Logistics errors cost pharma sector $35bn a year – smarter data could help
Logistics problems cost the pharma industry about $35bn a year – technology is viewed as ...
Logistics companies in the UK, which are transporting or holding medicines for people or animals, may need to attain Wholesale Distribution Authorisation (WDA) from the UK’s Medicines and Healthcare Products Regulatory Agency (MHRA), or ensure relevant parties in the supply chain are compliant.
The rule was introduced in September 2013, but many in the logistics industry are still not aware of the change.
But at this week’s Life Sciences and Pharmaceutical conference in London, Cheryl Blake, an inspector for MHRA, warned forwarders, handlers and carriers that they may have to comply with this rule – and that it was likely to extend throughout Europe.
Any UK company exporting, holding or storing medicines needed an WDA, she said. “That could be freight consolidators or forwarders, Customs sheds and bonded facilities.”
‘Exports’ are defined as goods leaving the European economic area, while ‘holding’ and ‘storing’ mean having the medicines for 36 hours or more, or having active refrigeration for the shipment, or having any direct intervention with the shipment. “Transport,” she confirmed, “ie moving without storing for unjustified periods of time, does not need a WDA.”
Ms Blake added: “We are not trying to bury you in paperwork, and it is unlikely that a forwarder will require a WDA unless they are ‘holding’ a product.”
But she warned: “Companies will need to exercise due diligence when selecting transport routes and entering into contracts. The WDA is site specific. Poor transport planning and control can lead to costly product recalls. So forwarders will need to take a risk assessment of delivery routes and book appropriate transport.”
The news alarmed some companies which were concerned about a potential lack of compliance. One delegate asked if a ground handler which had refrigerated facilities in the UK needed to apply for a WDA.
One major handler said: “I don’t hold product for 36 hours – we are a transit shed not a storage shed – but at weekends we are sometimes used for storage.”

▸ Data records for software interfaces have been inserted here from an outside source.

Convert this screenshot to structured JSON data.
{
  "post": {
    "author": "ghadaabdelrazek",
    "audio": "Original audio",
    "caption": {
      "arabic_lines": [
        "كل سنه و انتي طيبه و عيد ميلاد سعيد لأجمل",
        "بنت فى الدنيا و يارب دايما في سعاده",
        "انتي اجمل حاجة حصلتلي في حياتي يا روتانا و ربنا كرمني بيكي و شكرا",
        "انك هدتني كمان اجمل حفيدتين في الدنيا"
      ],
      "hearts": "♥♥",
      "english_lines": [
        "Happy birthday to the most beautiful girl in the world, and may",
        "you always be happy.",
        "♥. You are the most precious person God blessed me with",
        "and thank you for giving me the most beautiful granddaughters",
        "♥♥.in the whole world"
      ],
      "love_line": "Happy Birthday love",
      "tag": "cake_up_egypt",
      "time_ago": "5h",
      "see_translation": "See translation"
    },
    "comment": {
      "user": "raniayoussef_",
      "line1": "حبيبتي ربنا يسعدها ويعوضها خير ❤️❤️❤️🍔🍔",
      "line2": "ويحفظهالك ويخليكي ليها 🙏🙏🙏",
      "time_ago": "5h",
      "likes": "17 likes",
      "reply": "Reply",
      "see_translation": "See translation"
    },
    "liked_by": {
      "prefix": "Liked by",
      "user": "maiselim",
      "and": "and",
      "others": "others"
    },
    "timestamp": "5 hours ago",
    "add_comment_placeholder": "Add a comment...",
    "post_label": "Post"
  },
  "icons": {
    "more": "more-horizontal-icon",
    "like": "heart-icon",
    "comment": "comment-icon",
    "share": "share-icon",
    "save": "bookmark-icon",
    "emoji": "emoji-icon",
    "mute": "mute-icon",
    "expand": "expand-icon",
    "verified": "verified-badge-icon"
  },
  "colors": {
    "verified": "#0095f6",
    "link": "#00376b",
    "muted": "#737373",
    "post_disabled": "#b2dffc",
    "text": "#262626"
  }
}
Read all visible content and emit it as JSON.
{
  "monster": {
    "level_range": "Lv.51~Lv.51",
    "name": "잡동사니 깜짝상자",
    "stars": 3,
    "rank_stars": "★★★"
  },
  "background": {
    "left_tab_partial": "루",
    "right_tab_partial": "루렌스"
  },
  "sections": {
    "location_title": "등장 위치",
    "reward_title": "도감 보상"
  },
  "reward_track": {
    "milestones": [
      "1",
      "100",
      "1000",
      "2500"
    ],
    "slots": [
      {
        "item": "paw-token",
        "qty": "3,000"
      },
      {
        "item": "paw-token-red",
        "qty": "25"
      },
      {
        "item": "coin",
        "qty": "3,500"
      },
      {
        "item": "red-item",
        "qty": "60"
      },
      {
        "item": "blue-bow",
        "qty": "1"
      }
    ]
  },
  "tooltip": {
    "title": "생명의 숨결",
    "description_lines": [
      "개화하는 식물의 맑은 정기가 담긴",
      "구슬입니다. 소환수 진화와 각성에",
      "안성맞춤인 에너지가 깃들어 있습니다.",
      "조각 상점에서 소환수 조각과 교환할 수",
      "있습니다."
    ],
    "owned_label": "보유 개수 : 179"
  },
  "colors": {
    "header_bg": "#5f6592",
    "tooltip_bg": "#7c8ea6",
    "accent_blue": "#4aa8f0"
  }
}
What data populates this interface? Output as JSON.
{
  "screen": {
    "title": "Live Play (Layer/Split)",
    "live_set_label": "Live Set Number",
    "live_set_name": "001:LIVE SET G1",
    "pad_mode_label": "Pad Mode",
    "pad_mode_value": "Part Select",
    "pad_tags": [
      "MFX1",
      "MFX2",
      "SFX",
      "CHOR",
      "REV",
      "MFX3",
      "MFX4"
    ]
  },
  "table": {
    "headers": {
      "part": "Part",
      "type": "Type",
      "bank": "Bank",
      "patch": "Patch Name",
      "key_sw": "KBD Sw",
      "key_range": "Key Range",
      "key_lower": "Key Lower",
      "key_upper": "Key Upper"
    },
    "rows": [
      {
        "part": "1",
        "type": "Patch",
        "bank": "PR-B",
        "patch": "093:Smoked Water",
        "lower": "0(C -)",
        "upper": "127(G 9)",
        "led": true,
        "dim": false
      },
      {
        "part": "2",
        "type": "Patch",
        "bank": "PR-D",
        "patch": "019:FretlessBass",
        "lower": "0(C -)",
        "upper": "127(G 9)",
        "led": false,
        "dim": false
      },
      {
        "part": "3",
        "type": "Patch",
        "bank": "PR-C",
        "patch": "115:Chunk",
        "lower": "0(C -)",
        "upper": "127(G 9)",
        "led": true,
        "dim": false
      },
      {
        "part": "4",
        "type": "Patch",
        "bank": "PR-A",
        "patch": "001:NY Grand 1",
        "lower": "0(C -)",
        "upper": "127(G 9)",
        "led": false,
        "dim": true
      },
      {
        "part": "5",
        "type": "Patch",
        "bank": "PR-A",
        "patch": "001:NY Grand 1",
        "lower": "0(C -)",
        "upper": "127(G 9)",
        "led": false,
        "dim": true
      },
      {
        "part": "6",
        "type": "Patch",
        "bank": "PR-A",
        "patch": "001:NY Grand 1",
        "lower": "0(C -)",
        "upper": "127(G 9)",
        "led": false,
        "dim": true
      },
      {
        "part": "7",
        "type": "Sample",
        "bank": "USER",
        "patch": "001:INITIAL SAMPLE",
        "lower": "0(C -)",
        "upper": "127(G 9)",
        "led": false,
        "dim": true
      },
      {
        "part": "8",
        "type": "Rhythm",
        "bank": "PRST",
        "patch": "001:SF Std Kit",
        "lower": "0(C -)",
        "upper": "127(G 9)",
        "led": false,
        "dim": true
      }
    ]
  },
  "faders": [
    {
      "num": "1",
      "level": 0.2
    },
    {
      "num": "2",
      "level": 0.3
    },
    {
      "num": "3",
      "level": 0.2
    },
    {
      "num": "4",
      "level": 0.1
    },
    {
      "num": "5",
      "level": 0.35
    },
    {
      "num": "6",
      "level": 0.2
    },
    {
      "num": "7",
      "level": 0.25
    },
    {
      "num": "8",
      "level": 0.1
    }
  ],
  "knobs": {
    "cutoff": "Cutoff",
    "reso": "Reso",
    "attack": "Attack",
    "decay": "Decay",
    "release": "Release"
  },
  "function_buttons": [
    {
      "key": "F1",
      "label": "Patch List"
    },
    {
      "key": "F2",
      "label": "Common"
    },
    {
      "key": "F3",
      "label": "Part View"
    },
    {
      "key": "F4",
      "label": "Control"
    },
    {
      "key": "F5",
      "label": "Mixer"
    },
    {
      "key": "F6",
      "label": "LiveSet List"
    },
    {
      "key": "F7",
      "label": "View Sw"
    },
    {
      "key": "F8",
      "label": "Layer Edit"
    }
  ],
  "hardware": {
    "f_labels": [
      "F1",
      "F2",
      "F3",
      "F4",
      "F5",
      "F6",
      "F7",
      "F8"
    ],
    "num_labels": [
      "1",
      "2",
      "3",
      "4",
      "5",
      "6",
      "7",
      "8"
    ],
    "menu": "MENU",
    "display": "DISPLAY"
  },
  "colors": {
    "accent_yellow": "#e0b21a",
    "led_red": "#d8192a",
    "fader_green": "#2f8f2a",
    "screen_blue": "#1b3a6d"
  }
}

Ms Blake confirmed: “If the handler is the owner of the building and responsible for making sure the controls are there, then it will need a WDA. Airlines too – depending on their arrangements – may also need licences. It would depend on their contracts.”
One of the reasons for the ruling, which aligns with standards set by Good Distribution Practice (GDP), is to keep the supply chain free from counterfeit drugs.
“Medicinal products must stay in the regulated supply chain, which will prevent falsified medicinal products from getting into the legal supply chain,” explained Ms Blake. “We need to keep the supply chain tight.”
She admitted that the agency had some way to go in publicising the 15-month old ruling. “We are playing catch up – there are a lot of sheds now under the legislative framework, but we can’t just put the onus on to pharma companies to ensure everyone in the chain is compliant.”
Some delegates said the MHRA website outlining the change was “confusing”.
Yesterday IAG Cargo announced that it was the first airline to be granted the WDA. It said in a statement: “Accredited GDP/WDA shippers will select carriers that have a GDP/WDA licence over those that do not, handing IAG Cargo a significant competitive advantage.”
Reinier Danckaarts, Europe air competence director for Kuehne + Nagel, said the rule had “huge implications”.